There will be a lot of speculation as to the direction of the franchise now as the Knicks look to a new leader to carry the weight of a city longing for a return to respectability (and if it wouldn’t trouble anyone too much, a championship). But right now, there’s work to be done with the current roster as we look toward 2017-18. Removing Jackson from the equation only means the Triangle is no longer a foundation for assessing a player’s fit to the team.
But there is still a lot on the priority list this summer:
– Porzingis: He has not talked to team executives since he left after the season and blew off his exit interview with Jackson. Will he agree to meet or talk to Mills? His offseason workouts have looked good, but KP needs to re-engage with the franchise this offseason. He’s going into his third season, which is time for him to focus on becoming an All-Star and a leader.
– Carmelo Anthony: Some view Jackson’s departure as a win for Melo, but there is still a belief within the organization that to fully engage a rebuild, he should go elsewhere.
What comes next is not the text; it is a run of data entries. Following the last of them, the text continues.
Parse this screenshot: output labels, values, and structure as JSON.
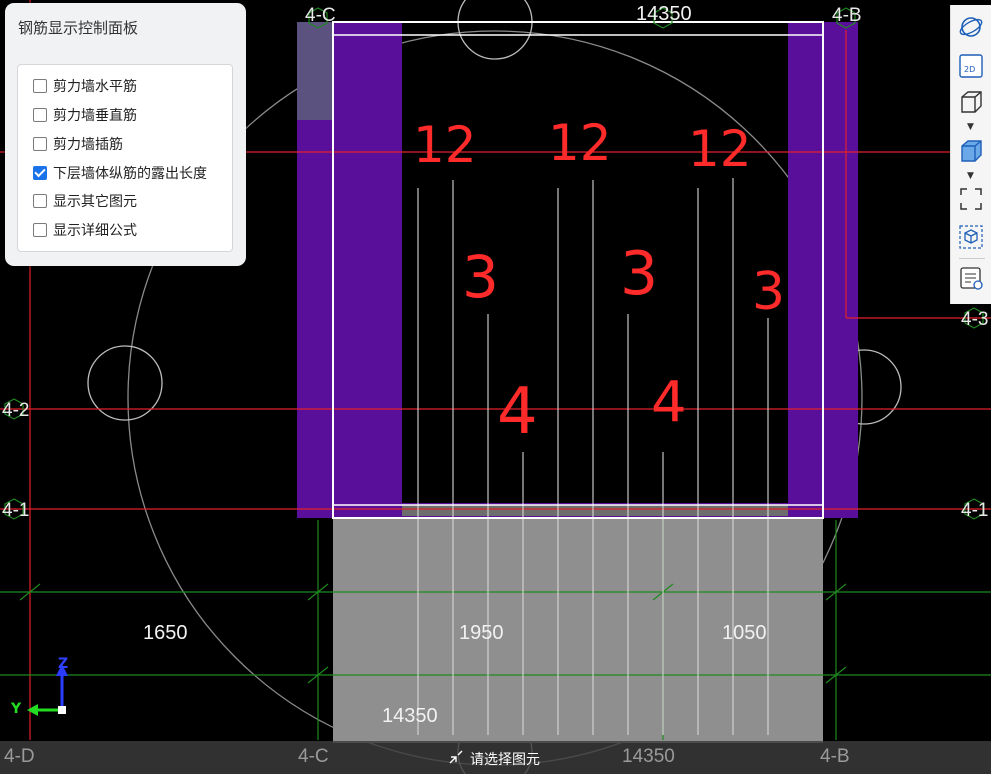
{
  "panel": {
    "title": "钢筋显示控制面板",
    "options": [
      {
        "label": "剪力墙水平筋",
        "checked": false
      },
      {
        "label": "剪力墙垂直筋",
        "checked": false
      },
      {
        "label": "剪力墙插筋",
        "checked": false
      },
      {
        "label": "下层墙体纵筋的露出长度",
        "checked": true
      },
      {
        "label": "显示其它图元",
        "checked": false
      },
      {
        "label": "显示详细公式",
        "checked": false
      }
    ]
  },
  "grid_labels": {
    "top_c": "4-C",
    "top_b": "4-B",
    "left_2": "4-2",
    "left_1": "4-1",
    "right_3": "4-3",
    "right_1": "4-1",
    "bottom_d": "4-D",
    "bottom_c": "4-C",
    "bottom_b": "4-B"
  },
  "dimensions": {
    "top": "14350",
    "bottom_left": "1650",
    "bottom_mid": "1950",
    "bottom_right": "1050",
    "bottom_total": "14350",
    "status_dim": "14350"
  },
  "annotations": {
    "n12a": "12",
    "n12b": "12",
    "n12c": "12",
    "n3a": "3",
    "n3b": "3",
    "n3c": "3",
    "n4a": "4",
    "n4b": "4"
  },
  "axes": {
    "z": "Z",
    "y": "Y"
  },
  "status": {
    "message": "请选择图元"
  },
  "toolbar": {
    "icons": [
      "orbit-icon",
      "view-2d-icon",
      "view-3d-wire-icon",
      "view-3d-solid-icon",
      "fit-frame-icon",
      "component-icon",
      "rebar-list-icon"
    ],
    "label_2d": "2D"
  },
  "colors": {
    "background": "#000000",
    "axis_red": "#e0202a",
    "axis_green": "#1f8a1f",
    "wall_purple": "#5a0f9a",
    "annotation_red": "#ff2a2a",
    "check_blue": "#1a73e8"
  }
}
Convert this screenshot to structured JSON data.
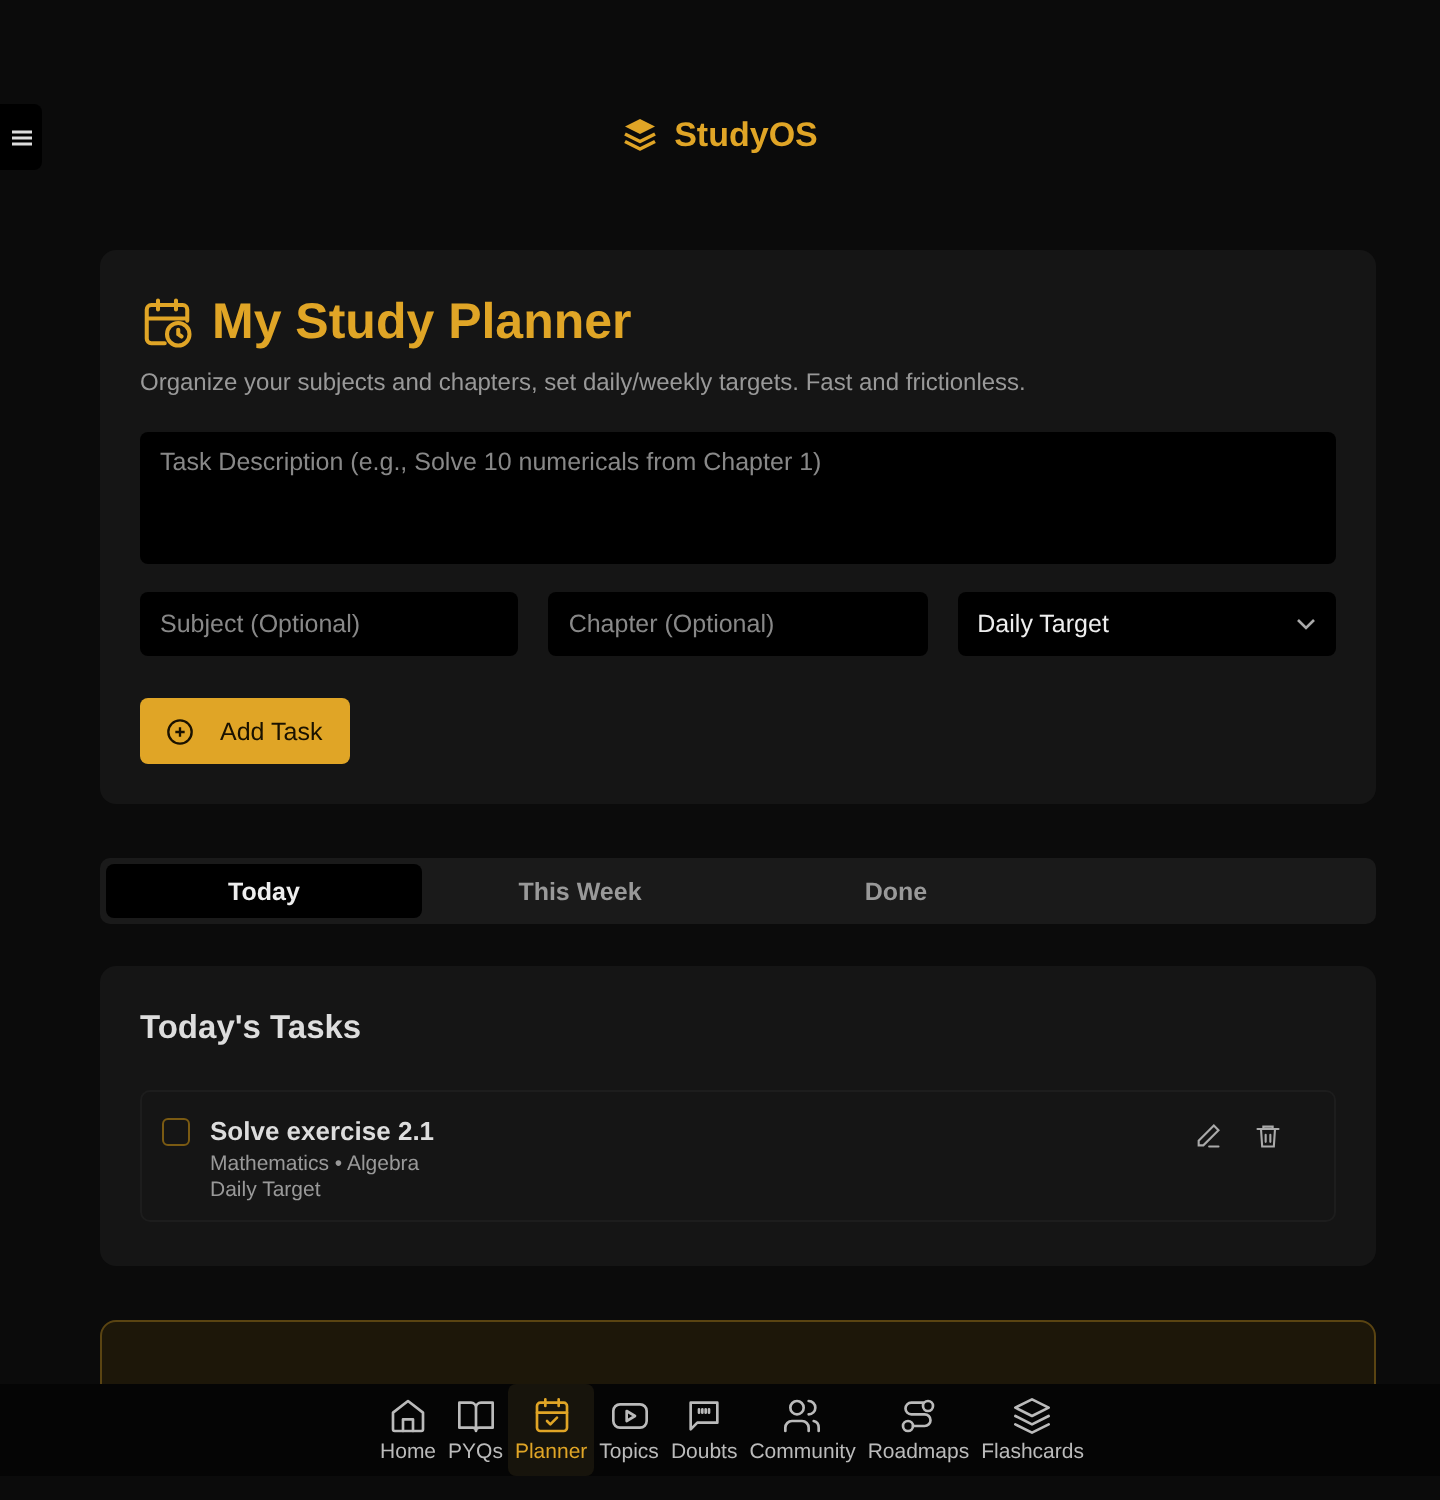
{
  "app": {
    "name": "StudyOS"
  },
  "planner": {
    "title": "My Study Planner",
    "subtitle": "Organize your subjects and chapters, set daily/weekly targets. Fast and frictionless.",
    "task_field": {
      "placeholder": "Task Description (e.g., Solve 10 numericals from Chapter 1)"
    },
    "subject_field": {
      "placeholder": "Subject (Optional)"
    },
    "chapter_field": {
      "placeholder": "Chapter (Optional)"
    },
    "target_select": {
      "value": "Daily Target"
    },
    "add_button": "Add Task"
  },
  "tabs": [
    {
      "label": "Today",
      "selected": true
    },
    {
      "label": "This Week",
      "selected": false
    },
    {
      "label": "Done",
      "selected": false
    }
  ],
  "task_list": {
    "title": "Today's Tasks",
    "tasks": [
      {
        "title": "Solve exercise 2.1",
        "meta": "Mathematics • Algebra",
        "target": "Daily Target",
        "checked": false
      }
    ]
  },
  "promo": {
    "kind": "card"
  },
  "bottom_nav": [
    {
      "label": "Home",
      "kind": "home",
      "selected": false
    },
    {
      "label": "PYQs",
      "kind": "book",
      "selected": false
    },
    {
      "label": "Planner",
      "kind": "calendar",
      "selected": true
    },
    {
      "label": "Topics",
      "kind": "play",
      "selected": false
    },
    {
      "label": "Doubts",
      "kind": "chat",
      "selected": false
    },
    {
      "label": "Community",
      "kind": "users",
      "selected": false
    },
    {
      "label": "Roadmaps",
      "kind": "route",
      "selected": false
    },
    {
      "label": "Flashcards",
      "kind": "layers",
      "selected": false
    }
  ]
}
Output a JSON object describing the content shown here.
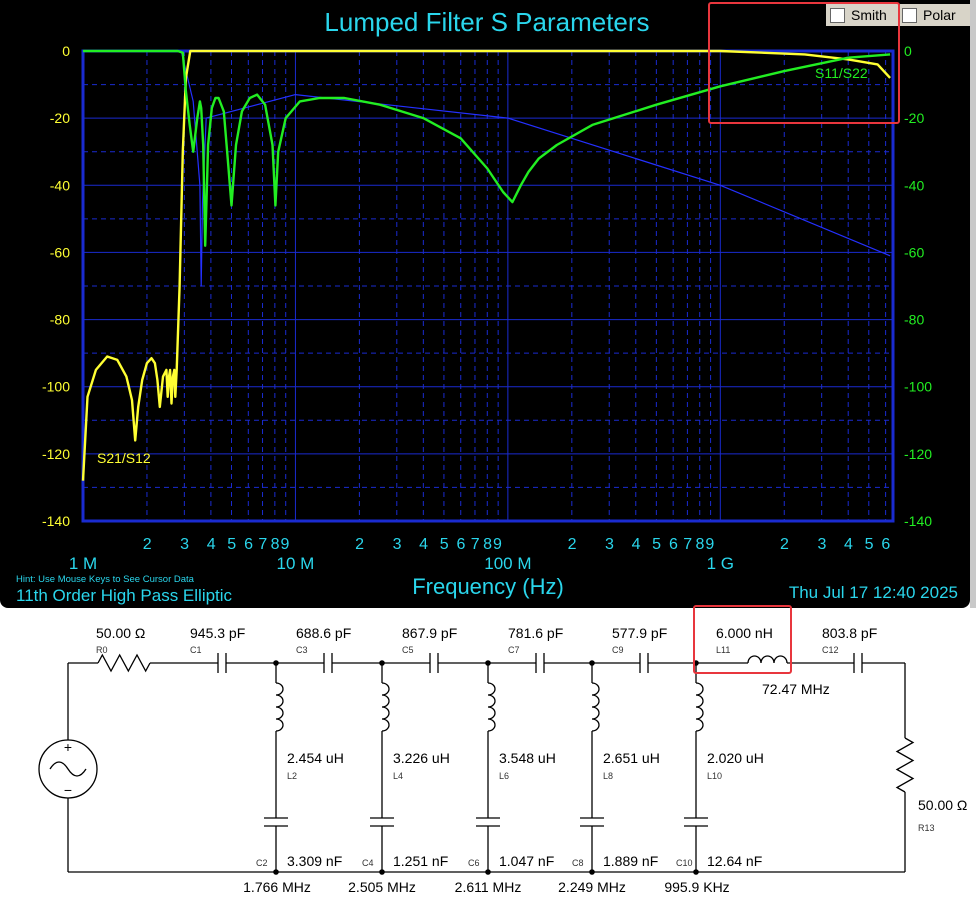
{
  "window": {
    "title": "Lumped Filter S Parameters",
    "checkboxes": [
      {
        "label": "Smith",
        "checked": false
      },
      {
        "label": "Polar",
        "checked": false
      }
    ],
    "hint": "Hint: Use Mouse Keys to See Cursor Data",
    "subtitle": "11th Order High Pass Elliptic",
    "timestamp": "Thu Jul 17 12:40 2025",
    "colors": {
      "background": "#000000",
      "grid": "#1a2bd0",
      "title": "#2ad6ec",
      "s21": "#ffff33",
      "s11": "#22ee22",
      "trace": "#2430ff",
      "highlight": "#e8363d"
    }
  },
  "chart_data": {
    "type": "line",
    "title": "Lumped Filter S Parameters",
    "xlabel": "Frequency (Hz)",
    "x_scale": "log",
    "xlim": [
      1000000,
      6500000000
    ],
    "ylim": [
      -140,
      0
    ],
    "y_ticks_left": [
      "0",
      "-20",
      "-40",
      "-60",
      "-80",
      "-100",
      "-120",
      "-140"
    ],
    "y_ticks_right": [
      "0",
      "-20",
      "-40",
      "-60",
      "-80",
      "-100",
      "-120",
      "-140"
    ],
    "x_decade_labels": [
      "1 M",
      "10 M",
      "100 M",
      "1 G"
    ],
    "x_minor_labels": [
      "2",
      "3",
      "4",
      "5",
      "6",
      "7",
      "8",
      "9"
    ],
    "grid": true,
    "series": [
      {
        "name": "S21/S12",
        "color": "#ffff33",
        "x": [
          1000000,
          1050000,
          1150000,
          1300000,
          1450000,
          1600000,
          1700000,
          1760000,
          1820000,
          1900000,
          2000000,
          2100000,
          2180000,
          2240000,
          2300000,
          2380000,
          2470000,
          2505000,
          2540000,
          2570000,
          2611000,
          2650000,
          2690000,
          2720000,
          2760000,
          2850000,
          2950000,
          3050000,
          3200000,
          10000000,
          100000000,
          1000000000,
          2500000000,
          4000000000,
          5500000000,
          6300000000
        ],
        "y": [
          -128,
          -103,
          -95,
          -91,
          -92,
          -97,
          -104,
          -116,
          -106,
          -98,
          -93,
          -91.5,
          -93,
          -98,
          -106,
          -97,
          -95,
          -103,
          -97,
          -95,
          -105,
          -97,
          -95,
          -103,
          -95,
          -70,
          -30,
          -8,
          0,
          0,
          0,
          0,
          -1,
          -2.5,
          -4,
          -8
        ]
      },
      {
        "name": "S11/S22",
        "color": "#22ee22",
        "x": [
          1000000,
          2800000,
          2950000,
          3050000,
          3180000,
          3300000,
          3450000,
          3550000,
          3600000,
          3680000,
          3760000,
          3880000,
          4040000,
          4200000,
          4350000,
          4600000,
          4800000,
          5000000,
          5250000,
          5600000,
          6100000,
          6600000,
          7200000,
          7800000,
          8050000,
          8300000,
          9000000,
          10500000,
          13000000,
          17000000,
          25000000,
          40000000,
          60000000,
          80000000,
          95000000,
          105000000,
          115000000,
          125000000,
          140000000,
          170000000,
          250000000,
          500000000,
          1000000000,
          2000000000,
          4000000000,
          6300000000
        ],
        "y": [
          0,
          0,
          -0.5,
          -12,
          -22,
          -30,
          -20,
          -15,
          -17,
          -28,
          -58,
          -28,
          -17,
          -14,
          -14,
          -18,
          -32,
          -46,
          -28,
          -18,
          -14,
          -13,
          -16,
          -28,
          -46,
          -30,
          -20,
          -15,
          -14,
          -14,
          -16,
          -20,
          -26,
          -35,
          -42,
          -45,
          -40,
          -36,
          -32,
          -28,
          -22,
          -16,
          -10.5,
          -6,
          -2,
          -1
        ]
      },
      {
        "name": "",
        "color": "#2430ff",
        "x": [
          1000000,
          2900000,
          3300000,
          3550000,
          3600000,
          3650000,
          3800000,
          10000000,
          100000000,
          1000000000,
          6300000000
        ],
        "y": [
          0,
          0,
          -15,
          -40,
          -70,
          -45,
          -20,
          -13,
          -20,
          -40,
          -61
        ]
      }
    ]
  },
  "schematic": {
    "source": {
      "label": "50.00 Ω",
      "ref": "R0"
    },
    "load": {
      "label": "50.00 Ω",
      "ref": "R13"
    },
    "series": [
      {
        "ref": "C1",
        "value": "945.3 pF"
      },
      {
        "ref": "C3",
        "value": "688.6 pF"
      },
      {
        "ref": "C5",
        "value": "867.9 pF"
      },
      {
        "ref": "C7",
        "value": "781.6 pF"
      },
      {
        "ref": "C9",
        "value": "577.9 pF"
      },
      {
        "ref": "L11",
        "value": "6.000 nH",
        "resonance": "72.47 MHz"
      },
      {
        "ref": "C12",
        "value": "803.8 pF"
      }
    ],
    "shunts": [
      {
        "l_ref": "L2",
        "l_value": "2.454 uH",
        "c_ref": "C2",
        "c_value": "3.309 nF",
        "freq": "1.766 MHz"
      },
      {
        "l_ref": "L4",
        "l_value": "3.226 uH",
        "c_ref": "C4",
        "c_value": "1.251 nF",
        "freq": "2.505 MHz"
      },
      {
        "l_ref": "L6",
        "l_value": "3.548 uH",
        "c_ref": "C6",
        "c_value": "1.047 nF",
        "freq": "2.611 MHz"
      },
      {
        "l_ref": "L8",
        "l_value": "2.651 uH",
        "c_ref": "C8",
        "c_value": "1.889 nF",
        "freq": "2.249 MHz"
      },
      {
        "l_ref": "L10",
        "l_value": "2.020 uH",
        "c_ref": "C10",
        "c_value": "12.64 nF",
        "freq": "995.9 KHz"
      }
    ]
  }
}
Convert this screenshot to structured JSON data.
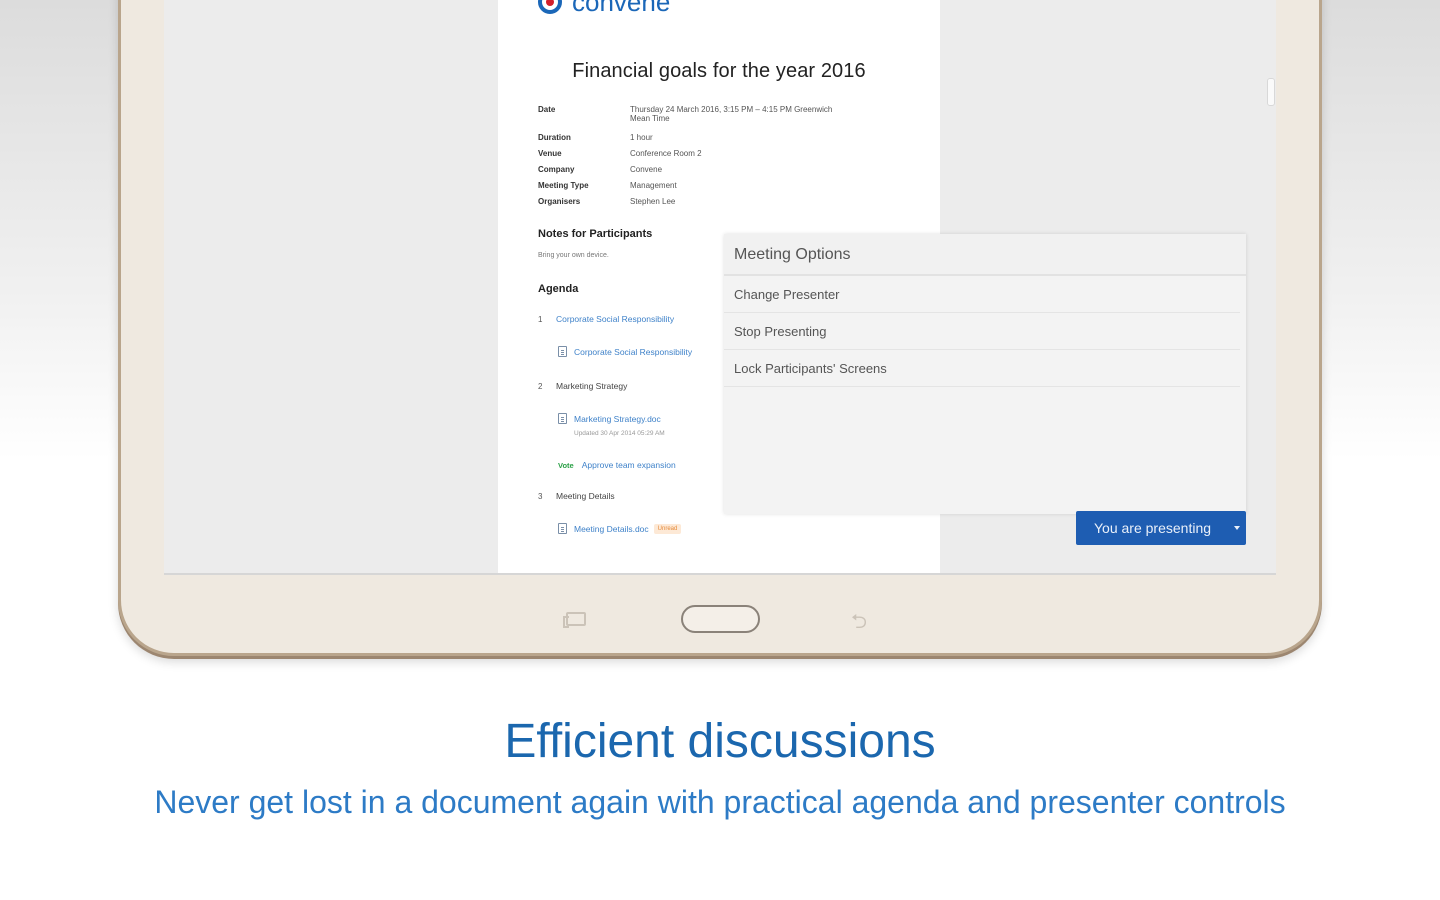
{
  "document": {
    "logo_text": "convene",
    "title": "Financial goals for the year 2016",
    "meta": [
      {
        "key": "Date",
        "value": "Thursday 24 March 2016, 3:15 PM – 4:15 PM Greenwich",
        "value2": "Mean Time"
      },
      {
        "key": "Duration",
        "value": "1 hour"
      },
      {
        "key": "Venue",
        "value": "Conference Room 2"
      },
      {
        "key": "Company",
        "value": "Convene"
      },
      {
        "key": "Meeting Type",
        "value": "Management"
      },
      {
        "key": "Organisers",
        "value": "Stephen Lee"
      }
    ],
    "notes_heading": "Notes for Participants",
    "notes_text": "Bring your own device.",
    "agenda_heading": "Agenda",
    "agenda": [
      {
        "num": "1",
        "title": "Corporate Social Responsibility",
        "file": "Corporate Social Responsibility"
      },
      {
        "num": "2",
        "title": "Marketing Strategy",
        "file": "Marketing Strategy.doc",
        "file_sub": "Updated 30 Apr 2014 05:29 AM",
        "vote_badge": "Vote",
        "vote_text": "Approve team expansion"
      },
      {
        "num": "3",
        "title": "Meeting Details",
        "file": "Meeting Details.doc",
        "tag": "Unread"
      }
    ]
  },
  "options_panel": {
    "title": "Meeting Options",
    "items": [
      "Change Presenter",
      "Stop Presenting",
      "Lock Participants' Screens"
    ]
  },
  "present_button": {
    "label": "You are presenting"
  },
  "caption": {
    "headline": "Efficient discussions",
    "subline": "Never get lost in a document again with practical agenda and presenter controls"
  },
  "colors": {
    "accent": "#1e5db2",
    "headline": "#1b67ae",
    "link": "#3f82c9"
  },
  "icons": [
    "file-icon",
    "recent-apps-icon",
    "home-button",
    "back-icon",
    "caret-down-icon"
  ]
}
But as everyone knows, he holds the power of the no-trade clause and with two years and $54 million left on his contract, a buyout would be too big a check to write to let him go free to a championship contender. The Knicks gave a lot to get him, they should want to get something in return if he leaves.
– Frank Ntilikina: The Knicks left offensive talents such as Dennis Smith Jr. and Malik Monk on the board to draft Ntilikina, who was a favorite of Jackson. Personally, I like the idea of prioritizing defense and Keena, in his own words, is a “willing defender.” But the onus is now on the franchise to invest heavily into this player’s development. You have to leave no doubt that he was the right pick.
– Jeff Hornacek: It will be interesting to watch the Orlando Summer League and see what type of offense he installs. It could be an indication of what he hopes to run next season. A lot will depend on personnel, but remember, with the Suns, Hornacek featured a two-guard system and encouraged uptempo play. Will he be a different coach going forward?
– Free Agency: The Knicks won’t have a lot of salary cap space unless they make some roster moves. There is a major decision to make about Derrick Rose, who has expressed an interest in returning to New York. Rose had issues with the Triangle, but proved he could still be a very effective scorer. Can he stay healthy enough to be a viable option?
He might be the most affordable, but there are other names at the guard position to at least check in on, such as Jrue Holiday, Kyle Lowry and Jeff Teague.
We’ll break down free agency and go over the options on the next Knicks Night Live next Wednesday!